“IPL provides a much-needed distraction for all from the doom and gloom around us,” an IPL official told Reuters.
“Yes, cases have surged in venues like Delhi, but we have two standby venues in Hyderabad and Indore and we’d use them if needed.”
Neither India’s Board of Control for Cricket (BCCI) nor the IPL were available for comment when contacted by CNN.
India is officially in a state of emergency. Its health-care system is in shambles. In Delhi, hospitals are running out of oxygen and ICU beds, forcing patients to wait outside for treatment.
For the fifth day in a row, the country recorded 352,991 new cases and 2,812 virus-related deaths, making it the world’s highest daily caseload. Experts believe the true toll is higher than the official estimates.
And critics are now asking whether the IPL tournament should be held in a country that is currently on its knees.
“It doesn’t make me feel good. I’ve seen a lot of lives being lost,” Oswald Dsouza, 55, a passionate cricket fan from Bangalore, told CNN Sport.
“On one side, you have people losing their precious lives and on the other you’re talking about entertainment and commercial cricket.
“Yes, I also love the IPL but lives do matter at the end of the day. What’s the point with going on with IPL when we have so many lives lost.”
He added: “Why take the chance? Why risk cricket players’ lives? I’m sure the money is there and the big bucks is there in the IPL but lives are very important. They could sacrifice one season.”
Several international and domestic players have already left this season, with Australian trio Adam Zampa, Kane Richardson, and Andrew Tye among the first to return home for personal reasons.
Ravi Ashwin of the Delhi Capitals also announced his retirement from the league, stating on Twitter that he was taking a break to support his family.
“My family and extended family are putting up a fight against #COVID19 and I want to support them during these tough times,” he wrote.
“I expect to return to play if things go in the right direction.”
Meanwhile, Cummins has urged IPL players to contribute to the funding of medical supplies, especially oxygen, for those in need.
“I encourage my fellow IPL players — and anyone else around the world who has been touched by India’s passion and generosity – to contribute. I will kick it off with $50,000,” Cummins wrote on Twitter.
The central government of India has received widespread criticism for its handling of the outbreak.
Prime Minister Narendra Modi only spoke to the nation about the crisis last week, after holding political rallies and mostly downplaying the urgency of the second wave in the weeks prior.

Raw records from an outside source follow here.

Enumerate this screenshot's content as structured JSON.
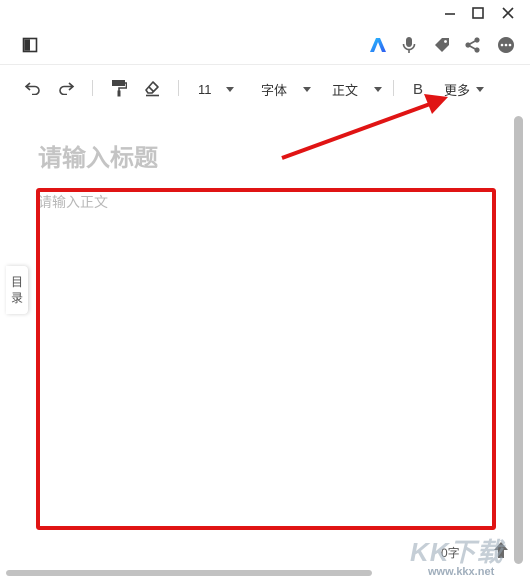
{
  "window": {
    "icons": {
      "minimize": "minimize-icon",
      "maximize": "maximize-icon",
      "close": "close-icon"
    }
  },
  "header": {
    "left_icon": "layout-toggle-icon",
    "right_icons": [
      "ai-assistant-icon",
      "microphone-icon",
      "tag-icon",
      "share-icon",
      "more-options-icon"
    ]
  },
  "toolbar": {
    "font_size": "11",
    "font_family": "字体",
    "paragraph_style": "正文",
    "bold_label": "B",
    "more_label": "更多"
  },
  "editor": {
    "title_placeholder": "请输入标题",
    "body_placeholder": "请输入正文"
  },
  "side_tab": {
    "line1": "目",
    "line2": "录"
  },
  "status": {
    "word_count": "0字"
  },
  "watermark": {
    "logo_text": "KK下载",
    "url": "www.kkx.net"
  },
  "colors": {
    "annotation": "#e01414",
    "accent_blue": "#2f7ff0",
    "icon_gray": "#555555"
  }
}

Since then, he has stated that his administration will construct 551 oxygen-generating plants.
The cancellation of the season due to the pandemic will undoubtedly have financial consequences for India.

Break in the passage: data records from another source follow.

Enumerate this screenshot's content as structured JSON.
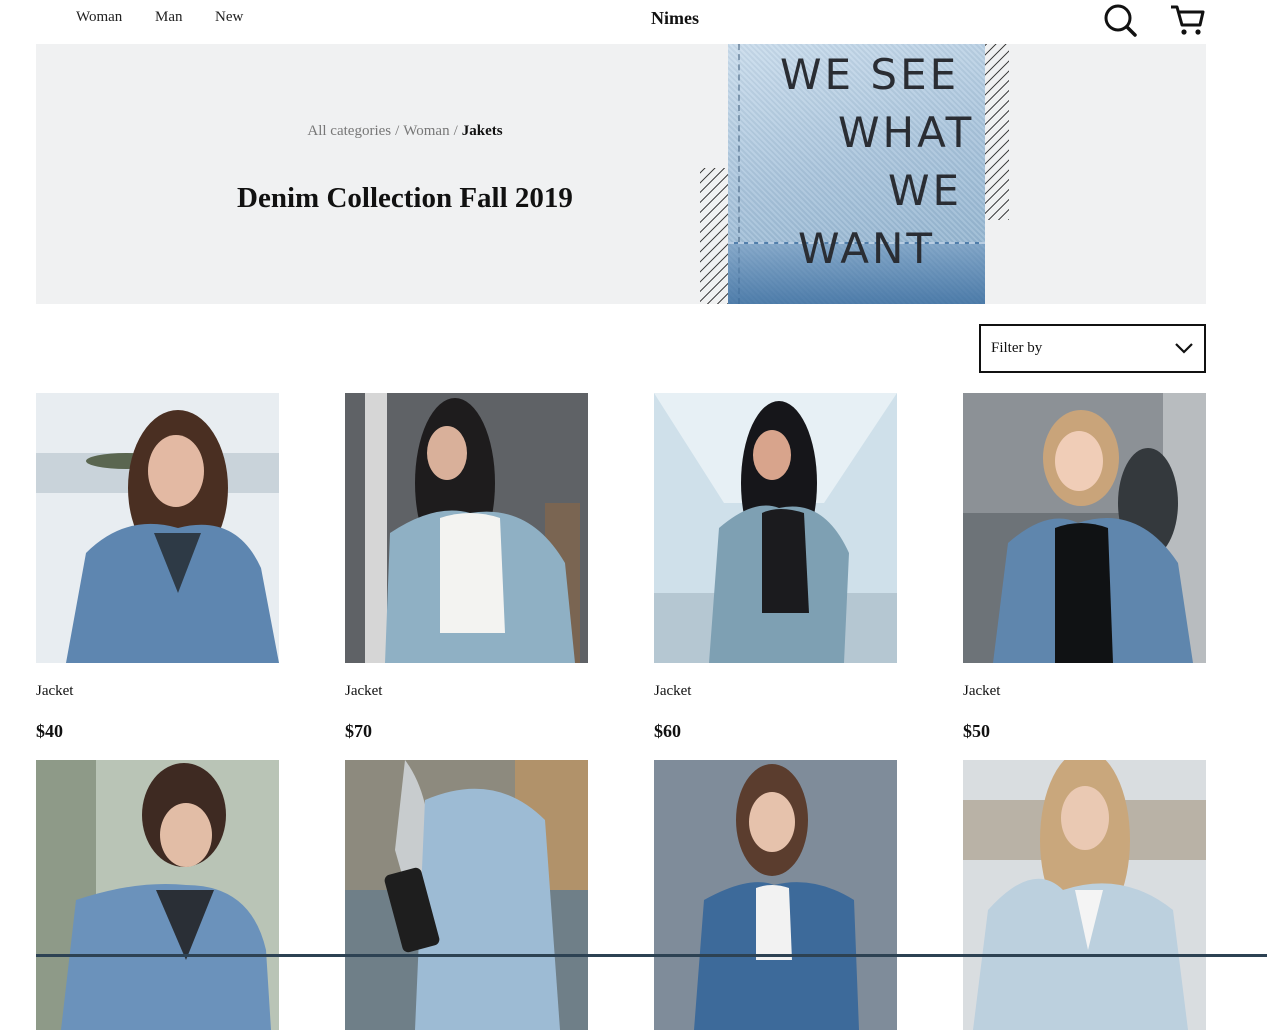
{
  "nav": {
    "links": [
      "Woman",
      "Man",
      "New"
    ],
    "brand": "Nimes",
    "icons": [
      "search-icon",
      "cart-icon"
    ]
  },
  "hero": {
    "breadcrumb": [
      "All categories",
      "Woman",
      "Jakets"
    ],
    "title": "Denim Collection Fall 2019",
    "image_text": [
      "WE SEE",
      "WHAT",
      "WE",
      "WANT"
    ]
  },
  "filter": {
    "label": "Filter by",
    "icon": "chevron-down-icon"
  },
  "products": [
    {
      "name": "Jacket",
      "price": "$40"
    },
    {
      "name": "Jacket",
      "price": "$70"
    },
    {
      "name": "Jacket",
      "price": "$60"
    },
    {
      "name": "Jacket",
      "price": "$50"
    },
    {
      "name": "",
      "price": ""
    },
    {
      "name": "",
      "price": ""
    },
    {
      "name": "",
      "price": ""
    },
    {
      "name": "",
      "price": ""
    }
  ],
  "colors": {
    "hero_bg": "#f0f1f2",
    "text": "#111111",
    "muted": "#777777",
    "denim": "#8aaecb",
    "bottom_bar": "#2d4253"
  }
}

The latest broadcast contract for the IPL is worth $2.5 billion. The league employs thousands of people, and with a population of 1.2 billion people, cricket is a major moneymaker in India. The New Indian Express, a Chennai-based newspaper, has decided to suspend its IPL coverage indefinitely until “semblance of normalcy” is restored.
“In such a tragic time, we find it incongruous that the festival of cricket is on in India, with layers of bio bubbles creating protection,” read a message from the paper’s editor.

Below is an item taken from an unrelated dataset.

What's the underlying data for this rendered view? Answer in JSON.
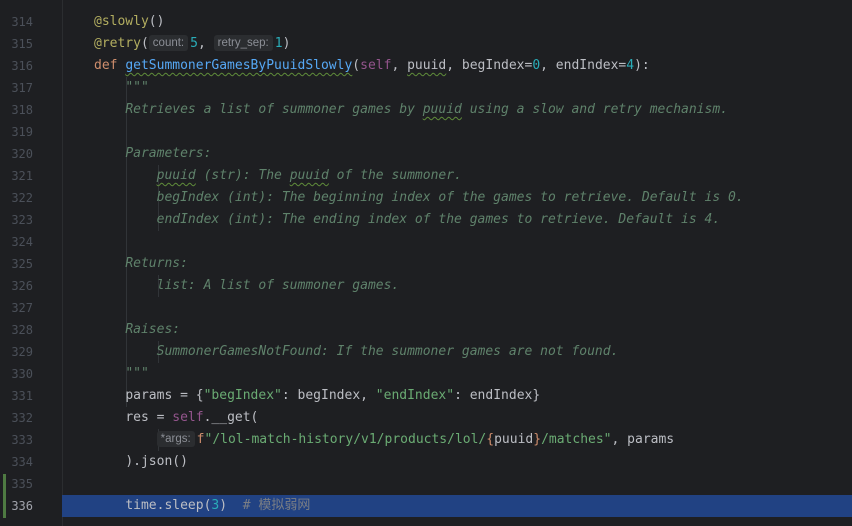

“This is commercialism gone crass. The problem is not with the game but its timing. Cricket, too, must accept that we are passing through an unprecedented crisis.”
Supporters of the IPL may argue that European football’s ability to continue in the face of the pandemic is justification enough to keep playing the country’s favorite sport.
However, with many Delhi hospitals tweeting SOS messages on Monday, claiming they were out of oxygen and crematoriums turning into an assembly line of death and suffering, the optics of a lucrative cricket tournament continuing to play on arguably don’t look great.
In the current edition of the IPL, twenty matches have been played, with all of them taking place in Chennai and Mumbai. This week, the tournament will begin with 16 games in the nation’s capital Delhi and Ahmedabad.
India is also set to host the T20 World Cup in October this year.